What is the Great Gatsby About? Works of literature often deal with a number of themes. The Great Gatsby is no exception. It can be argued that the book deals with three major themes. These themes are Dreams, vision and honesty. This essay will argue that all three of the major themes are vitally important for this story. In effect they are all interdependent with one theme being connected to and feeding off of the others. However, it can be argued that dreams are the most important of these themes because they ultimately create the other two themes. In other words vision and honesty become themes because they are challenged by the various dreams of the characters. To start this discussion it is necessary to examine the two most important...The end:

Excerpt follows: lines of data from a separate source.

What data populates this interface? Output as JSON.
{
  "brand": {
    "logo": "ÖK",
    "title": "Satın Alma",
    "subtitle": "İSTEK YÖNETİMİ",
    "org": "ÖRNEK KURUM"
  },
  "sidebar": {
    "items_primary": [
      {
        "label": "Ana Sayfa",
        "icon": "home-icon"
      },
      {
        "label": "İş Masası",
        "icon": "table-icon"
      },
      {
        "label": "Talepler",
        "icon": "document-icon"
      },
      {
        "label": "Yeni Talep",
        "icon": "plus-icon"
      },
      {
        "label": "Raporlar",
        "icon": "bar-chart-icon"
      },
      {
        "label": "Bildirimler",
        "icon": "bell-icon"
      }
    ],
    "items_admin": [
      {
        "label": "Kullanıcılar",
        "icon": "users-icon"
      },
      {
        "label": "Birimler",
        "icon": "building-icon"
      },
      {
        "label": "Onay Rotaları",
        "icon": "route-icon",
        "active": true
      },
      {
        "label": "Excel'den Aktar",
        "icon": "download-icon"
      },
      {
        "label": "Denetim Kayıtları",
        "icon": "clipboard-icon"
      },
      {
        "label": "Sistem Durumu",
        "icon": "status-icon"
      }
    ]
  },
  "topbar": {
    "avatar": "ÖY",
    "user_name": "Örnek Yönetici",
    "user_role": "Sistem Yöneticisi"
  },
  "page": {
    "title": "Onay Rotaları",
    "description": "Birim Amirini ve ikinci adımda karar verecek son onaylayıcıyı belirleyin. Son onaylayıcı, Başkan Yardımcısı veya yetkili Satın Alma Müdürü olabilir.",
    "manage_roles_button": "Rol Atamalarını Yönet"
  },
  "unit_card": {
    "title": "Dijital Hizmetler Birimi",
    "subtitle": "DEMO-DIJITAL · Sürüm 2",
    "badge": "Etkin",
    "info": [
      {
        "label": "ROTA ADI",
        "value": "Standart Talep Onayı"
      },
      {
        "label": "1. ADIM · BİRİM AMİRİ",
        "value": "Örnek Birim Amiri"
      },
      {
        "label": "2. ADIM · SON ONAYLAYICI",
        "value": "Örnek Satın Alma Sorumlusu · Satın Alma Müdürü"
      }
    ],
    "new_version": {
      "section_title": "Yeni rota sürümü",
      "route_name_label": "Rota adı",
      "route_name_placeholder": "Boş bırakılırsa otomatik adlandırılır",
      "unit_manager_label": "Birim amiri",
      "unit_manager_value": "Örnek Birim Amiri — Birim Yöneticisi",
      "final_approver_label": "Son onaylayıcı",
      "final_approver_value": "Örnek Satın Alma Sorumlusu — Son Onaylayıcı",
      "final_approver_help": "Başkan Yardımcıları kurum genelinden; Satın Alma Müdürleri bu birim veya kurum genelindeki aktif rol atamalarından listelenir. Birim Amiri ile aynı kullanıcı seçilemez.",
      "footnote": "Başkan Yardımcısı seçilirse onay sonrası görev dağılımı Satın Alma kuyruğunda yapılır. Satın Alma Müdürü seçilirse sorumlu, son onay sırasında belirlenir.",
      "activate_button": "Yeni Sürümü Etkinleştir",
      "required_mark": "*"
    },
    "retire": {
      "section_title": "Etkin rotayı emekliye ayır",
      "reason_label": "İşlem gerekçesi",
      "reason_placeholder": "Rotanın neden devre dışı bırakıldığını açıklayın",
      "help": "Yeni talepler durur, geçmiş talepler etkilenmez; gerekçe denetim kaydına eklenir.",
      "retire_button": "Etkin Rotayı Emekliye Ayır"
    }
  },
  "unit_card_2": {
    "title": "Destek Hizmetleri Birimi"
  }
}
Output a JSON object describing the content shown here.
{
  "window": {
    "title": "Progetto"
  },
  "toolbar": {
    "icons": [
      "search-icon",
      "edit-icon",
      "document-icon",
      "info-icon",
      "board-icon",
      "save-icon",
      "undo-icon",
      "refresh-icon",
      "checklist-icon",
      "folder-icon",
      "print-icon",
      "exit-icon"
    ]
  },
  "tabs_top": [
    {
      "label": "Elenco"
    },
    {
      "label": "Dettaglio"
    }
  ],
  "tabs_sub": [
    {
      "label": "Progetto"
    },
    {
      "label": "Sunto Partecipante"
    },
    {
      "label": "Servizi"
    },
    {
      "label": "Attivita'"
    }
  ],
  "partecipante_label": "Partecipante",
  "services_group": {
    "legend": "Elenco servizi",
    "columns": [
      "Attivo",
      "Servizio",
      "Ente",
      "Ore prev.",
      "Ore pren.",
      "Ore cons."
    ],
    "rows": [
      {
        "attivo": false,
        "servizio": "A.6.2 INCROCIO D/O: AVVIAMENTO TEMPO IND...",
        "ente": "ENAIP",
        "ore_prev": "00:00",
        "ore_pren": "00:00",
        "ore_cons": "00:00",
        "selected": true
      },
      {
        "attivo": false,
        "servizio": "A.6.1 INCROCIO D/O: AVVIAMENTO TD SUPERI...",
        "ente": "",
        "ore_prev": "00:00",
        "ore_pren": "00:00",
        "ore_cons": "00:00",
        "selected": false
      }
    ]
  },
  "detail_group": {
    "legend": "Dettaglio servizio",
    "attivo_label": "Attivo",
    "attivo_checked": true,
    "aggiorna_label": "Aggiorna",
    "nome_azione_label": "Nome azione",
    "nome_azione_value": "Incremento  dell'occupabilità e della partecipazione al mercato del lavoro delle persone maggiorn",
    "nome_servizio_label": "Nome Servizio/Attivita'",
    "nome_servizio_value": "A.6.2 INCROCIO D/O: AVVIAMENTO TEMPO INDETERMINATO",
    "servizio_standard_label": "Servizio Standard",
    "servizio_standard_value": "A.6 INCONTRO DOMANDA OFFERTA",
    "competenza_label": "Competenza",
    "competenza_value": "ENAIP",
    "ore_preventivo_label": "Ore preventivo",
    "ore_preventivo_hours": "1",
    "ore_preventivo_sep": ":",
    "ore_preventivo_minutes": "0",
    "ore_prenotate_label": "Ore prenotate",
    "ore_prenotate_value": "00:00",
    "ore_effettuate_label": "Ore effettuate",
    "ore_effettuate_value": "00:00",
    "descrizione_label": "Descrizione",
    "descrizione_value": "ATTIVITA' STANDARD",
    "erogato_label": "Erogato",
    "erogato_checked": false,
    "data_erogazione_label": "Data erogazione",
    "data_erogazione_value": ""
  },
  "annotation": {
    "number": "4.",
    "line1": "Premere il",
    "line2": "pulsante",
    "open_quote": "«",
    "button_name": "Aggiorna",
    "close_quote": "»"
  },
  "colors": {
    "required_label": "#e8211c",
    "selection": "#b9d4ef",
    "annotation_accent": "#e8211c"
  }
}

.....there are three themes in The Great Gatsby by F. Scott Fitzgerald. These themes are dreams, honesty and vision. Although all three themes are important and interconnected the theme of dreams is the most important. Both Jay Gatsby and Tom Buchanan hate who they really are. They have dreams of being someone else. In their quests to live in their dream worlds Jay Gatsby and Tom Buchanan both use deception. This is where dishonesty enters the equation. With this dishonesty both Jay Gatsby and Tom Buchanan obscure the vision of others. In the final analysis it can be argued that dreams are the catalyst for both the dishonesty and the altered visions in The Great Gatsby. Works Cited Fitzgerald, F.Scott , The Great Gatsby, Scribner, Toronto, 1925.